What is expected: Nothing in the listing below should change; retype it as is.

Data records:
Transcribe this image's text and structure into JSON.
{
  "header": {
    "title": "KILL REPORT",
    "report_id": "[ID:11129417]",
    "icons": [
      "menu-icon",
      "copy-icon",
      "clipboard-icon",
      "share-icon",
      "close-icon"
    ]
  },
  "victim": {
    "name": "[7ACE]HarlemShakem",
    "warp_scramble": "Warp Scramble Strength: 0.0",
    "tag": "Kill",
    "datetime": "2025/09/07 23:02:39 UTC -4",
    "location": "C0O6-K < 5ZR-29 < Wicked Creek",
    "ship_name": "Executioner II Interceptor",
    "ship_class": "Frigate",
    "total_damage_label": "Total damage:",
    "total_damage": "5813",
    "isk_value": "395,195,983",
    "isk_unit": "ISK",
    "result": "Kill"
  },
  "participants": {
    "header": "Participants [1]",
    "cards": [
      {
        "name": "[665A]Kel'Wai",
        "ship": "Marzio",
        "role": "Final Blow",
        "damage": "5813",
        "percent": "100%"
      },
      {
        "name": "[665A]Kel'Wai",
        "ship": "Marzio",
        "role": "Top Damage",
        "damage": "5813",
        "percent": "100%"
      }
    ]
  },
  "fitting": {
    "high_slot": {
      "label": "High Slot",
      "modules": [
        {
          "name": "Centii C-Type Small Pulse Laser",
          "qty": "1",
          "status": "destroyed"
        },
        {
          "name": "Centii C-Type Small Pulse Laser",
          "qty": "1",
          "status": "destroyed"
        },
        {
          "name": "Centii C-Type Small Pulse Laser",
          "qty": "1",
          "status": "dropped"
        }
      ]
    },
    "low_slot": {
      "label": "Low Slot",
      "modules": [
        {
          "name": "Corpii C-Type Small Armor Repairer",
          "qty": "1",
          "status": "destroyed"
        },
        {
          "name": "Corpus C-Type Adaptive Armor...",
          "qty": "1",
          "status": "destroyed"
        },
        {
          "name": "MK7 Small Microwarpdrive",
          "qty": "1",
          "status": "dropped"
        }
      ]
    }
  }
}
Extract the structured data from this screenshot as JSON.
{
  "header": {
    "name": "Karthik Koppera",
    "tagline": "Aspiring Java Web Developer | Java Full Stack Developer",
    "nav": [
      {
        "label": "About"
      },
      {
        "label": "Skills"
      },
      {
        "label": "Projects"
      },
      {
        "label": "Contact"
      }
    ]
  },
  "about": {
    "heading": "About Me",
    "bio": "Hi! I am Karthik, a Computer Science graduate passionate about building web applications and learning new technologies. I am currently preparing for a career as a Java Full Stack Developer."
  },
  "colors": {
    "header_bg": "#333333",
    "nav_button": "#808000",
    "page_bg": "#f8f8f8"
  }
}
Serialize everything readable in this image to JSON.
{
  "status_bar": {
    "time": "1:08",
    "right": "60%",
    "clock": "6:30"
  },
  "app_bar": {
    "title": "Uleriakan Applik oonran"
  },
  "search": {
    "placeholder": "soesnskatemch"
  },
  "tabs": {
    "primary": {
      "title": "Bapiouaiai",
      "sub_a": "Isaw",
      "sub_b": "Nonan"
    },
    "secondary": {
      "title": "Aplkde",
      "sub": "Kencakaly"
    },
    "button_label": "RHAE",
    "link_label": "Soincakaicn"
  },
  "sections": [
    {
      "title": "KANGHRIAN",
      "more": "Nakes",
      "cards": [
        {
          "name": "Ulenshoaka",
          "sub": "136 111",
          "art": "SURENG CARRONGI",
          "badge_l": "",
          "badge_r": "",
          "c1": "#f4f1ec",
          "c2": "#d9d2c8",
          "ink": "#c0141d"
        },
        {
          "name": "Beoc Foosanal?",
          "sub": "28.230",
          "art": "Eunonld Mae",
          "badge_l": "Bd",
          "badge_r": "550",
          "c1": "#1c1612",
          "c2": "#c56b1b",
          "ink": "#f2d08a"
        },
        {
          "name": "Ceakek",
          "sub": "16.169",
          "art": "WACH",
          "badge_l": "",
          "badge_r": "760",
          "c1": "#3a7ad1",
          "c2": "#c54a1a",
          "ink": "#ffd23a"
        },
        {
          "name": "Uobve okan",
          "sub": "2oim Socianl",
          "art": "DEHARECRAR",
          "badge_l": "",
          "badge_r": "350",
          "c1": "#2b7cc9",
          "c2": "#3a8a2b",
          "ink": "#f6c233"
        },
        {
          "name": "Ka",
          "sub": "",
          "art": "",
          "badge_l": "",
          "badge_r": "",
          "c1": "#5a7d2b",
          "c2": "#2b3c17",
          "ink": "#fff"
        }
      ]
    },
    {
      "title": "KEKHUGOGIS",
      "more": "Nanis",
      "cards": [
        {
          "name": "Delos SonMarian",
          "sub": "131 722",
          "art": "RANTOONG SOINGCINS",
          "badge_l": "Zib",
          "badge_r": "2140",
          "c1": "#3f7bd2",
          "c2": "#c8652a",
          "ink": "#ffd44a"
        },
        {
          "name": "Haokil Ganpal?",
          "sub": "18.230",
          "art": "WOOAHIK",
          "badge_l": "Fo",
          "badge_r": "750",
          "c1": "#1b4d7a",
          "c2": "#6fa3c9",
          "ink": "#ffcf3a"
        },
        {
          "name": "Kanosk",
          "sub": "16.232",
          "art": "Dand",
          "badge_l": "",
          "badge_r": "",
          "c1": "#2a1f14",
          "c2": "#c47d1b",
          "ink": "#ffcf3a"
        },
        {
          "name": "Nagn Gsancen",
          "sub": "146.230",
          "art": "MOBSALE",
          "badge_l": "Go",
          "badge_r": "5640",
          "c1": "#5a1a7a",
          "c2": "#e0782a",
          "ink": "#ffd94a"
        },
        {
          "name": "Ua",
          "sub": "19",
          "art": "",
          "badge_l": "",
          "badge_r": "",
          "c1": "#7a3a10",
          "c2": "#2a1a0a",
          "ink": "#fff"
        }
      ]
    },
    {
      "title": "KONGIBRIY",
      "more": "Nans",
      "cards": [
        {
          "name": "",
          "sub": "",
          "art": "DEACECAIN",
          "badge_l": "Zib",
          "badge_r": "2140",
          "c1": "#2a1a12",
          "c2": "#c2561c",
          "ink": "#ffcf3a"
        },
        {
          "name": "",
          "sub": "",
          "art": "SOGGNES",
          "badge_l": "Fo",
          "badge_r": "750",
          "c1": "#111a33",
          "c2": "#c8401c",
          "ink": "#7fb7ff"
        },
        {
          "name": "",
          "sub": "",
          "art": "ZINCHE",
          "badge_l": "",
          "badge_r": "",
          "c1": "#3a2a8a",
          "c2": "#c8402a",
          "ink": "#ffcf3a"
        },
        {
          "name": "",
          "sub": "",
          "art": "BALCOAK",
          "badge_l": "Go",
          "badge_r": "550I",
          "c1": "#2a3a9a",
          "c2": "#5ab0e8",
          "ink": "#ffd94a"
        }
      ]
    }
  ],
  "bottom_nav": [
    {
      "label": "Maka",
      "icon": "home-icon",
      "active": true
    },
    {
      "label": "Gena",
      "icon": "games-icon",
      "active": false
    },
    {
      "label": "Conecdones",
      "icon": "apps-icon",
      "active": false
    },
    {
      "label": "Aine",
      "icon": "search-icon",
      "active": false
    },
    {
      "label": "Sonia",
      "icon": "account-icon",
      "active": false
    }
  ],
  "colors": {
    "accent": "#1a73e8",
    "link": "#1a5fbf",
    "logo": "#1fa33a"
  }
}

Result below:
Transcribe this image's text and structure into JSON.
{
  "header": {
    "title": "KILL REPORT",
    "report_id": "[ID:11129417]",
    "icons": [
      "menu-icon",
      "copy-icon",
      "clipboard-icon",
      "share-icon",
      "close-icon"
    ]
  },
  "victim": {
    "name": "[7ACE]HarlemShakem",
    "warp_scramble": "Warp Scramble Strength: 0.0",
    "tag": "Kill",
    "datetime": "2025/09/07 23:02:39 UTC -4",
    "location": "C0O6-K < 5ZR-29 < Wicked Creek",
    "ship_name": "Executioner II Interceptor",
    "ship_class": "Frigate",
    "total_damage_label": "Total damage:",
    "total_damage": "5813",
    "isk_value": "395,195,983",
    "isk_unit": "ISK",
    "result": "Kill"
  },
  "participants": {
    "header": "Participants [1]",
    "cards": [
      {
        "name": "[665A]Kel'Wai",
        "ship": "Marzio",
        "role": "Final Blow",
        "damage": "5813",
        "percent": "100%"
      },
      {
        "name": "[665A]Kel'Wai",
        "ship": "Marzio",
        "role": "Top Damage",
        "damage": "5813",
        "percent": "100%"
      }
    ]
  },
  "fitting": {
    "high_slot": {
      "label": "High Slot",
      "modules": [
        {
          "name": "Centii C-Type Small Pulse Laser",
          "qty": "1",
          "status": "destroyed"
        },
        {
          "name": "Centii C-Type Small Pulse Laser",
          "qty": "1",
          "status": "destroyed"
        },
        {
          "name": "Centii C-Type Small Pulse Laser",
          "qty": "1",
          "status": "dropped"
        }
      ]
    },
    "low_slot": {
      "label": "Low Slot",
      "modules": [
        {
          "name": "Corpii C-Type Small Armor Repairer",
          "qty": "1",
          "status": "destroyed"
        },
        {
          "name": "Corpus C-Type Adaptive Armor...",
          "qty": "1",
          "status": "destroyed"
        },
        {
          "name": "MK7 Small Microwarpdrive",
          "qty": "1",
          "status": "dropped"
        }
      ]
    }
  }
}
Extract the structured data from this screenshot as JSON.
{
  "header": {
    "name": "Karthik Koppera",
    "tagline": "Aspiring Java Web Developer | Java Full Stack Developer",
    "nav": [
      {
        "label": "About"
      },
      {
        "label": "Skills"
      },
      {
        "label": "Projects"
      },
      {
        "label": "Contact"
      }
    ]
  },
  "about": {
    "heading": "About Me",
    "bio": "Hi! I am Karthik, a Computer Science graduate passionate about building web applications and learning new technologies. I am currently preparing for a career as a Java Full Stack Developer."
  },
  "colors": {
    "header_bg": "#333333",
    "nav_button": "#808000",
    "page_bg": "#f8f8f8"
  }
}
Serialize everything readable in this image to JSON.
{
  "status_bar": {
    "time": "1:08",
    "right": "60%",
    "clock": "6:30"
  },
  "app_bar": {
    "title": "Uleriakan Applik oonran"
  },
  "search": {
    "placeholder": "soesnskatemch"
  },
  "tabs": {
    "primary": {
      "title": "Bapiouaiai",
      "sub_a": "Isaw",
      "sub_b": "Nonan"
    },
    "secondary": {
      "title": "Aplkde",
      "sub": "Kencakaly"
    },
    "button_label": "RHAE",
    "link_label": "Soincakaicn"
  },
  "sections": [
    {
      "title": "KANGHRIAN",
      "more": "Nakes",
      "cards": [
        {
          "name": "Ulenshoaka",
          "sub": "136 111",
          "art": "SURENG CARRONGI",
          "badge_l": "",
          "badge_r": "",
          "c1": "#f4f1ec",
          "c2": "#d9d2c8",
          "ink": "#c0141d"
        },
        {
          "name": "Beoc Foosanal?",
          "sub": "28.230",
          "art": "Eunonld Mae",
          "badge_l": "Bd",
          "badge_r": "550",
          "c1": "#1c1612",
          "c2": "#c56b1b",
          "ink": "#f2d08a"
        },
        {
          "name": "Ceakek",
          "sub": "16.169",
          "art": "WACH",
          "badge_l": "",
          "badge_r": "760",
          "c1": "#3a7ad1",
          "c2": "#c54a1a",
          "ink": "#ffd23a"
        },
        {
          "name": "Uobve okan",
          "sub": "2oim Socianl",
          "art": "DEHARECRAR",
          "badge_l": "",
          "badge_r": "350",
          "c1": "#2b7cc9",
          "c2": "#3a8a2b",
          "ink": "#f6c233"
        },
        {
          "name": "Ka",
          "sub": "",
          "art": "",
          "badge_l": "",
          "badge_r": "",
          "c1": "#5a7d2b",
          "c2": "#2b3c17",
          "ink": "#fff"
        }
      ]
    },
    {
      "title": "KEKHUGOGIS",
      "more": "Nanis",
      "cards": [
        {
          "name": "Delos SonMarian",
          "sub": "131 722",
          "art": "RANTOONG SOINGCINS",
          "badge_l": "Zib",
          "badge_r": "2140",
          "c1": "#3f7bd2",
          "c2": "#c8652a",
          "ink": "#ffd44a"
        },
        {
          "name": "Haokil Ganpal?",
          "sub": "18.230",
          "art": "WOOAHIK",
          "badge_l": "Fo",
          "badge_r": "750",
          "c1": "#1b4d7a",
          "c2": "#6fa3c9",
          "ink": "#ffcf3a"
        },
        {
          "name": "Kanosk",
          "sub": "16.232",
          "art": "Dand",
          "badge_l": "",
          "badge_r": "",
          "c1": "#2a1f14",
          "c2": "#c47d1b",
          "ink": "#ffcf3a"
        },
        {
          "name": "Nagn Gsancen",
          "sub": "146.230",
          "art": "MOBSALE",
          "badge_l": "Go",
          "badge_r": "5640",
          "c1": "#5a1a7a",
          "c2": "#e0782a",
          "ink": "#ffd94a"
        },
        {
          "name": "Ua",
          "sub": "19",
          "art": "",
          "badge_l": "",
          "badge_r": "",
          "c1": "#7a3a10",
          "c2": "#2a1a0a",
          "ink": "#fff"
        }
      ]
    },
    {
      "title": "KONGIBRIY",
      "more": "Nans",
      "cards": [
        {
          "name": "",
          "sub": "",
          "art": "DEACECAIN",
          "badge_l": "Zib",
          "badge_r": "2140",
          "c1": "#2a1a12",
          "c2": "#c2561c",
          "ink": "#ffcf3a"
        },
        {
          "name": "",
          "sub": "",
          "art": "SOGGNES",
          "badge_l": "Fo",
          "badge_r": "750",
          "c1": "#111a33",
          "c2": "#c8401c",
          "ink": "#7fb7ff"
        },
        {
          "name": "",
          "sub": "",
          "art": "ZINCHE",
          "badge_l": "",
          "badge_r": "",
          "c1": "#3a2a8a",
          "c2": "#c8402a",
          "ink": "#ffcf3a"
        },
        {
          "name": "",
          "sub": "",
          "art": "BALCOAK",
          "badge_l": "Go",
          "badge_r": "550I",
          "c1": "#2a3a9a",
          "c2": "#5ab0e8",
          "ink": "#ffd94a"
        }
      ]
    }
  ],
  "bottom_nav": [
    {
      "label": "Maka",
      "icon": "home-icon",
      "active": true
    },
    {
      "label": "Gena",
      "icon": "games-icon",
      "active": false
    },
    {
      "label": "Conecdones",
      "icon": "apps-icon",
      "active": false
    },
    {
      "label": "Aine",
      "icon": "search-icon",
      "active": false
    },
    {
      "label": "Sonia",
      "icon": "account-icon",
      "active": false
    }
  ],
  "colors": {
    "accent": "#1a73e8",
    "link": "#1a5fbf",
    "logo": "#1fa33a"
  }
}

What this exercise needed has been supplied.